Component data from apps and pages:

◆ ◆ ◆ ◆ ◆

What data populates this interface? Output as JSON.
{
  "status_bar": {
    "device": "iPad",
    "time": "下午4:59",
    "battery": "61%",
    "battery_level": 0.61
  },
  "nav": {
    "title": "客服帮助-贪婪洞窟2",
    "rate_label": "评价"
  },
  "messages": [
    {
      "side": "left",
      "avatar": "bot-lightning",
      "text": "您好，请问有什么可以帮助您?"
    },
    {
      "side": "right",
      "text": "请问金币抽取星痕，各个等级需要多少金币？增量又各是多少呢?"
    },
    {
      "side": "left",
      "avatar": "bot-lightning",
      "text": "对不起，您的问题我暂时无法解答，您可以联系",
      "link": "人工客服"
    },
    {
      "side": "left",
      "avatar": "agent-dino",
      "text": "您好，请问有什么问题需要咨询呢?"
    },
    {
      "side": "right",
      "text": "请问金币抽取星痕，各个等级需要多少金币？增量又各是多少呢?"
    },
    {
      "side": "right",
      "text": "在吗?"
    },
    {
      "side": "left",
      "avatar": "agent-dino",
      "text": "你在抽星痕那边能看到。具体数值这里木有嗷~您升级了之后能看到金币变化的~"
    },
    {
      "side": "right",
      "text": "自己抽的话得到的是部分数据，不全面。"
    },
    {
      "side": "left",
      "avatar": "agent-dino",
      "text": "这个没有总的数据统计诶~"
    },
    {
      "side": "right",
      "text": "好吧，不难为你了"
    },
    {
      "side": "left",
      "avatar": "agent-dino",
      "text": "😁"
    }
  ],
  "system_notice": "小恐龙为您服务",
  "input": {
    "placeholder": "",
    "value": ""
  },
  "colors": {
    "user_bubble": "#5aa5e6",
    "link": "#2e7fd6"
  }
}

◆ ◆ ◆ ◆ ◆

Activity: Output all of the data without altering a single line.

Answer to this exercise:
What data populates this interface? Output as JSON.
{
  "status_bar": {
    "device": "iPad",
    "time": "下午4:59",
    "battery": "61%",
    "battery_level": 0.61
  },
  "nav": {
    "title": "客服帮助-贪婪洞窟2",
    "rate_label": "评价"
  },
  "messages": [
    {
      "side": "left",
      "avatar": "bot-lightning",
      "text": "您好，请问有什么可以帮助您?"
    },
    {
      "side": "right",
      "text": "请问金币抽取星痕，各个等级需要多少金币？增量又各是多少呢?"
    },
    {
      "side": "left",
      "avatar": "bot-lightning",
      "text": "对不起，您的问题我暂时无法解答，您可以联系",
      "link": "人工客服"
    },
    {
      "side": "left",
      "avatar": "agent-dino",
      "text": "您好，请问有什么问题需要咨询呢?"
    },
    {
      "side": "right",
      "text": "请问金币抽取星痕，各个等级需要多少金币？增量又各是多少呢?"
    },
    {
      "side": "right",
      "text": "在吗?"
    },
    {
      "side": "left",
      "avatar": "agent-dino",
      "text": "你在抽星痕那边能看到。具体数值这里木有嗷~您升级了之后能看到金币变化的~"
    },
    {
      "side": "right",
      "text": "自己抽的话得到的是部分数据，不全面。"
    },
    {
      "side": "left",
      "avatar": "agent-dino",
      "text": "这个没有总的数据统计诶~"
    },
    {
      "side": "right",
      "text": "好吧，不难为你了"
    },
    {
      "side": "left",
      "avatar": "agent-dino",
      "text": "😁"
    }
  ],
  "system_notice": "小恐龙为您服务",
  "input": {
    "placeholder": "",
    "value": ""
  },
  "colors": {
    "user_bubble": "#5aa5e6",
    "link": "#2e7fd6"
  }
}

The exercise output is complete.